··· The data
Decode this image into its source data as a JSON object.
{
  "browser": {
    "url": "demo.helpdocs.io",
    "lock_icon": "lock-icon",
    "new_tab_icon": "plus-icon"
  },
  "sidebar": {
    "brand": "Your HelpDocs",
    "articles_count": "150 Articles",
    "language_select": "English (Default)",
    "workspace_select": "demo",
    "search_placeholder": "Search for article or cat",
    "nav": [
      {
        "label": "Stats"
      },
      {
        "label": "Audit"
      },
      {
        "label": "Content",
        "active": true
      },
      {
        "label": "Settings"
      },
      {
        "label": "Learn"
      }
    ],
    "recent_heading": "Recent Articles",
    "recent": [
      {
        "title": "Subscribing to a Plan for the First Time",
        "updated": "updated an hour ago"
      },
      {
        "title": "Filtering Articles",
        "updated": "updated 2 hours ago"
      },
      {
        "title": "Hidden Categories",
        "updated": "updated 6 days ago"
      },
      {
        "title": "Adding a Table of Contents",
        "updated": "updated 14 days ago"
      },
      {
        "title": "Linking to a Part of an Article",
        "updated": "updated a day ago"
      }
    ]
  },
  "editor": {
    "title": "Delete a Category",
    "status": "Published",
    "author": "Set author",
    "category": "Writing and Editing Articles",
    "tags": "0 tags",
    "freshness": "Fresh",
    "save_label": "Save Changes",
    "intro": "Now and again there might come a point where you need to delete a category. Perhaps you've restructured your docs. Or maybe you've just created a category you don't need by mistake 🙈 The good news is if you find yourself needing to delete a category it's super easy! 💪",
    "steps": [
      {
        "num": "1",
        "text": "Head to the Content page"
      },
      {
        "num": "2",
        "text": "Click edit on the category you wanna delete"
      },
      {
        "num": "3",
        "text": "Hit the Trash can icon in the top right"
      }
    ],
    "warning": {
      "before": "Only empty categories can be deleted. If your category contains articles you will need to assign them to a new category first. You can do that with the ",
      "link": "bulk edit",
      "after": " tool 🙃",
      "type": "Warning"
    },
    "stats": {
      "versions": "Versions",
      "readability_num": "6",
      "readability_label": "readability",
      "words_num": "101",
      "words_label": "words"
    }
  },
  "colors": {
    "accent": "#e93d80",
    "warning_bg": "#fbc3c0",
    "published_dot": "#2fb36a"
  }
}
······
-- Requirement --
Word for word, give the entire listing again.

-- Task solution --
Decode this image into its source data as a JSON object.
{
  "browser": {
    "url": "demo.helpdocs.io",
    "lock_icon": "lock-icon",
    "new_tab_icon": "plus-icon"
  },
  "sidebar": {
    "brand": "Your HelpDocs",
    "articles_count": "150 Articles",
    "language_select": "English (Default)",
    "workspace_select": "demo",
    "search_placeholder": "Search for article or cat",
    "nav": [
      {
        "label": "Stats"
      },
      {
        "label": "Audit"
      },
      {
        "label": "Content",
        "active": true
      },
      {
        "label": "Settings"
      },
      {
        "label": "Learn"
      }
    ],
    "recent_heading": "Recent Articles",
    "recent": [
      {
        "title": "Subscribing to a Plan for the First Time",
        "updated": "updated an hour ago"
      },
      {
        "title": "Filtering Articles",
        "updated": "updated 2 hours ago"
      },
      {
        "title": "Hidden Categories",
        "updated": "updated 6 days ago"
      },
      {
        "title": "Adding a Table of Contents",
        "updated": "updated 14 days ago"
      },
      {
        "title": "Linking to a Part of an Article",
        "updated": "updated a day ago"
      }
    ]
  },
  "editor": {
    "title": "Delete a Category",
    "status": "Published",
    "author": "Set author",
    "category": "Writing and Editing Articles",
    "tags": "0 tags",
    "freshness": "Fresh",
    "save_label": "Save Changes",
    "intro": "Now and again there might come a point where you need to delete a category. Perhaps you've restructured your docs. Or maybe you've just created a category you don't need by mistake 🙈 The good news is if you find yourself needing to delete a category it's super easy! 💪",
    "steps": [
      {
        "num": "1",
        "text": "Head to the Content page"
      },
      {
        "num": "2",
        "text": "Click edit on the category you wanna delete"
      },
      {
        "num": "3",
        "text": "Hit the Trash can icon in the top right"
      }
    ],
    "warning": {
      "before": "Only empty categories can be deleted. If your category contains articles you will need to assign them to a new category first. You can do that with the ",
      "link": "bulk edit",
      "after": " tool 🙃",
      "type": "Warning"
    },
    "stats": {
      "versions": "Versions",
      "readability_num": "6",
      "readability_label": "readability",
      "words_num": "101",
      "words_label": "words"
    }
  },
  "colors": {
    "accent": "#e93d80",
    "warning_bg": "#fbc3c0",
    "published_dot": "#2fb36a"
  }
}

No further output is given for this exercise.